Now, being clear about what you’re looking for doesn’t mean micromanaging an influencer’s creative process. You must understand the value of the content that they create.
Creating photos and videos that resonate with people isn’t as easy as it seems. And what’s more, influencers know their audiences better than you do, so they’ll best know how to strike a good chord with them.
Not all content is created equal, either. You should go into negotiations knowing that a 15-minute video will be more expensive than a 15-second TikTok, which will be more expensive than a few Instagram Stories.
Dolly Pawton, Instagram’s most glamorous chihuahua, modeling new pet tags from fine jewelry brand Mejuri. Dolly’s content is always fabulous, with a dash of spiciness and a dose of humor.
This is because each content format requires different levels of work. Stories are often very casual and not heavily edited, so it’s relatively easy to create them. A YouTube video that permanently appears on someone’s channel is going to cost more because much more planning and work are needed to execute it.
Here are a few ideas for types of content you can create with influencers:
Finally, to get off on the right foot, make sure to offer influencers suitable compensation in exchange for their collaboration. Take into account the type of content they’ll create, their follower size, their engagement rate, and how you might repurpose their content later on.
There are various ways to compensate influencers, including:
With nano-influencers (who have around 1K followers), you can probably get away with offering just gifted products. But for influencers with more than a few thousand followers, the most common compensation package is gifted product + fee.

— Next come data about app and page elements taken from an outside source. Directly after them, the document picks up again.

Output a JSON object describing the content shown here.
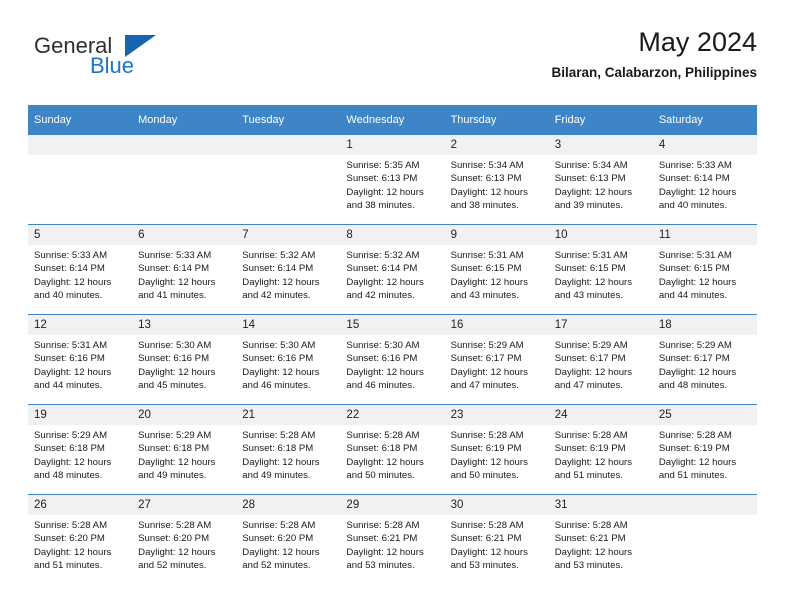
{
  "brand": {
    "name_top": "General",
    "name_bottom": "Blue",
    "accent_color": "#1c76c7",
    "triangle_color": "#1565b0"
  },
  "header": {
    "title": "May 2024",
    "subtitle": "Bilaran, Calabarzon, Philippines"
  },
  "calendar": {
    "header_background": "#3d85c6",
    "header_text_color": "#ffffff",
    "daynum_background": "#f1f1f1",
    "weekdays": [
      "Sunday",
      "Monday",
      "Tuesday",
      "Wednesday",
      "Thursday",
      "Friday",
      "Saturday"
    ],
    "weeks": [
      [
        {
          "day": "",
          "sunrise": "",
          "sunset": "",
          "daylight_a": "",
          "daylight_b": "",
          "empty": true
        },
        {
          "day": "",
          "sunrise": "",
          "sunset": "",
          "daylight_a": "",
          "daylight_b": "",
          "empty": true
        },
        {
          "day": "",
          "sunrise": "",
          "sunset": "",
          "daylight_a": "",
          "daylight_b": "",
          "empty": true
        },
        {
          "day": "1",
          "sunrise": "Sunrise: 5:35 AM",
          "sunset": "Sunset: 6:13 PM",
          "daylight_a": "Daylight: 12 hours",
          "daylight_b": "and 38 minutes."
        },
        {
          "day": "2",
          "sunrise": "Sunrise: 5:34 AM",
          "sunset": "Sunset: 6:13 PM",
          "daylight_a": "Daylight: 12 hours",
          "daylight_b": "and 38 minutes."
        },
        {
          "day": "3",
          "sunrise": "Sunrise: 5:34 AM",
          "sunset": "Sunset: 6:13 PM",
          "daylight_a": "Daylight: 12 hours",
          "daylight_b": "and 39 minutes."
        },
        {
          "day": "4",
          "sunrise": "Sunrise: 5:33 AM",
          "sunset": "Sunset: 6:14 PM",
          "daylight_a": "Daylight: 12 hours",
          "daylight_b": "and 40 minutes."
        }
      ],
      [
        {
          "day": "5",
          "sunrise": "Sunrise: 5:33 AM",
          "sunset": "Sunset: 6:14 PM",
          "daylight_a": "Daylight: 12 hours",
          "daylight_b": "and 40 minutes."
        },
        {
          "day": "6",
          "sunrise": "Sunrise: 5:33 AM",
          "sunset": "Sunset: 6:14 PM",
          "daylight_a": "Daylight: 12 hours",
          "daylight_b": "and 41 minutes."
        },
        {
          "day": "7",
          "sunrise": "Sunrise: 5:32 AM",
          "sunset": "Sunset: 6:14 PM",
          "daylight_a": "Daylight: 12 hours",
          "daylight_b": "and 42 minutes."
        },
        {
          "day": "8",
          "sunrise": "Sunrise: 5:32 AM",
          "sunset": "Sunset: 6:14 PM",
          "daylight_a": "Daylight: 12 hours",
          "daylight_b": "and 42 minutes."
        },
        {
          "day": "9",
          "sunrise": "Sunrise: 5:31 AM",
          "sunset": "Sunset: 6:15 PM",
          "daylight_a": "Daylight: 12 hours",
          "daylight_b": "and 43 minutes."
        },
        {
          "day": "10",
          "sunrise": "Sunrise: 5:31 AM",
          "sunset": "Sunset: 6:15 PM",
          "daylight_a": "Daylight: 12 hours",
          "daylight_b": "and 43 minutes."
        },
        {
          "day": "11",
          "sunrise": "Sunrise: 5:31 AM",
          "sunset": "Sunset: 6:15 PM",
          "daylight_a": "Daylight: 12 hours",
          "daylight_b": "and 44 minutes."
        }
      ],
      [
        {
          "day": "12",
          "sunrise": "Sunrise: 5:31 AM",
          "sunset": "Sunset: 6:16 PM",
          "daylight_a": "Daylight: 12 hours",
          "daylight_b": "and 44 minutes."
        },
        {
          "day": "13",
          "sunrise": "Sunrise: 5:30 AM",
          "sunset": "Sunset: 6:16 PM",
          "daylight_a": "Daylight: 12 hours",
          "daylight_b": "and 45 minutes."
        },
        {
          "day": "14",
          "sunrise": "Sunrise: 5:30 AM",
          "sunset": "Sunset: 6:16 PM",
          "daylight_a": "Daylight: 12 hours",
          "daylight_b": "and 46 minutes."
        },
        {
          "day": "15",
          "sunrise": "Sunrise: 5:30 AM",
          "sunset": "Sunset: 6:16 PM",
          "daylight_a": "Daylight: 12 hours",
          "daylight_b": "and 46 minutes."
        },
        {
          "day": "16",
          "sunrise": "Sunrise: 5:29 AM",
          "sunset": "Sunset: 6:17 PM",
          "daylight_a": "Daylight: 12 hours",
          "daylight_b": "and 47 minutes."
        },
        {
          "day": "17",
          "sunrise": "Sunrise: 5:29 AM",
          "sunset": "Sunset: 6:17 PM",
          "daylight_a": "Daylight: 12 hours",
          "daylight_b": "and 47 minutes."
        },
        {
          "day": "18",
          "sunrise": "Sunrise: 5:29 AM",
          "sunset": "Sunset: 6:17 PM",
          "daylight_a": "Daylight: 12 hours",
          "daylight_b": "and 48 minutes."
        }
      ],
      [
        {
          "day": "19",
          "sunrise": "Sunrise: 5:29 AM",
          "sunset": "Sunset: 6:18 PM",
          "daylight_a": "Daylight: 12 hours",
          "daylight_b": "and 48 minutes."
        },
        {
          "day": "20",
          "sunrise": "Sunrise: 5:29 AM",
          "sunset": "Sunset: 6:18 PM",
          "daylight_a": "Daylight: 12 hours",
          "daylight_b": "and 49 minutes."
        },
        {
          "day": "21",
          "sunrise": "Sunrise: 5:28 AM",
          "sunset": "Sunset: 6:18 PM",
          "daylight_a": "Daylight: 12 hours",
          "daylight_b": "and 49 minutes."
        },
        {
          "day": "22",
          "sunrise": "Sunrise: 5:28 AM",
          "sunset": "Sunset: 6:18 PM",
          "daylight_a": "Daylight: 12 hours",
          "daylight_b": "and 50 minutes."
        },
        {
          "day": "23",
          "sunrise": "Sunrise: 5:28 AM",
          "sunset": "Sunset: 6:19 PM",
          "daylight_a": "Daylight: 12 hours",
          "daylight_b": "and 50 minutes."
        },
        {
          "day": "24",
          "sunrise": "Sunrise: 5:28 AM",
          "sunset": "Sunset: 6:19 PM",
          "daylight_a": "Daylight: 12 hours",
          "daylight_b": "and 51 minutes."
        },
        {
          "day": "25",
          "sunrise": "Sunrise: 5:28 AM",
          "sunset": "Sunset: 6:19 PM",
          "daylight_a": "Daylight: 12 hours",
          "daylight_b": "and 51 minutes."
        }
      ],
      [
        {
          "day": "26",
          "sunrise": "Sunrise: 5:28 AM",
          "sunset": "Sunset: 6:20 PM",
          "daylight_a": "Daylight: 12 hours",
          "daylight_b": "and 51 minutes."
        },
        {
          "day": "27",
          "sunrise": "Sunrise: 5:28 AM",
          "sunset": "Sunset: 6:20 PM",
          "daylight_a": "Daylight: 12 hours",
          "daylight_b": "and 52 minutes."
        },
        {
          "day": "28",
          "sunrise": "Sunrise: 5:28 AM",
          "sunset": "Sunset: 6:20 PM",
          "daylight_a": "Daylight: 12 hours",
          "daylight_b": "and 52 minutes."
        },
        {
          "day": "29",
          "sunrise": "Sunrise: 5:28 AM",
          "sunset": "Sunset: 6:21 PM",
          "daylight_a": "Daylight: 12 hours",
          "daylight_b": "and 53 minutes."
        },
        {
          "day": "30",
          "sunrise": "Sunrise: 5:28 AM",
          "sunset": "Sunset: 6:21 PM",
          "daylight_a": "Daylight: 12 hours",
          "daylight_b": "and 53 minutes."
        },
        {
          "day": "31",
          "sunrise": "Sunrise: 5:28 AM",
          "sunset": "Sunset: 6:21 PM",
          "daylight_a": "Daylight: 12 hours",
          "daylight_b": "and 53 minutes."
        },
        {
          "day": "",
          "sunrise": "",
          "sunset": "",
          "daylight_a": "",
          "daylight_b": "",
          "empty": true
        }
      ]
    ]
  }
}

As one final tip, if an influencer has a manager, expect fees to be a bit higher. This is because the manager takes home a portion of the payment.
If you find and close deals with target influencers, don’t just let the relationship die there. You should analyze results and identify which influencers have worked well for your brand so that you can nurture your relationships with them.
Once you identify these influencers, keep them in mind for regular campaigns. You might want to also reach out from time to time just to keep your name on their radar. Or, go the extra mile and send them a gift once in a while. Even if you don’t negotiate content beforehand, you might end up with some posts about how much they love what you sent them.
Or, if you feel like you’ve found that special collaborator, the yin to your yang, the Bert to your Ernie, why not sign a brand ambassador contract with them? Turning an occasional influencer partner into a brand ambassador ensures your relationship will run into the long term.
Maisie Williams, who you might know as Arya Stark, is a brand ambassador for The Mazi Project, which strives to empower marginalized youth in Bristol, England through food.
Brand ambassadors are great for awareness, too. Since influencers will regularly post about your products, their audience will feel more familiar with and trusting of your brand over time.
Your campaign’s success hinges on you targeting the right influencers for your brand. Your influencer search, your negotiations, and the content created for your campaign mean nothing if they don’t come from someone who aligns with your brand and who connects you to your target audience.
So remember to fully define your target influencers before searching for them and reaching out. Doing so can lead not only to a successful campaign but to healthy, lasting relationships that can generate awareness for your brand over the long term.
If you want to work with influencers, it's critical to understand the different influencer tiers and when you should work with each. Find it all here.
Curious about startup influencer marketing? Your startup can leverage influencers' authentic and engaged audiences, and this article shows you how.
Influencer isn’t always the best word to use to talk about popular social media users. What are the best influencer synonyms and when should I use...
Be the first to know when we launch new features or publish new content.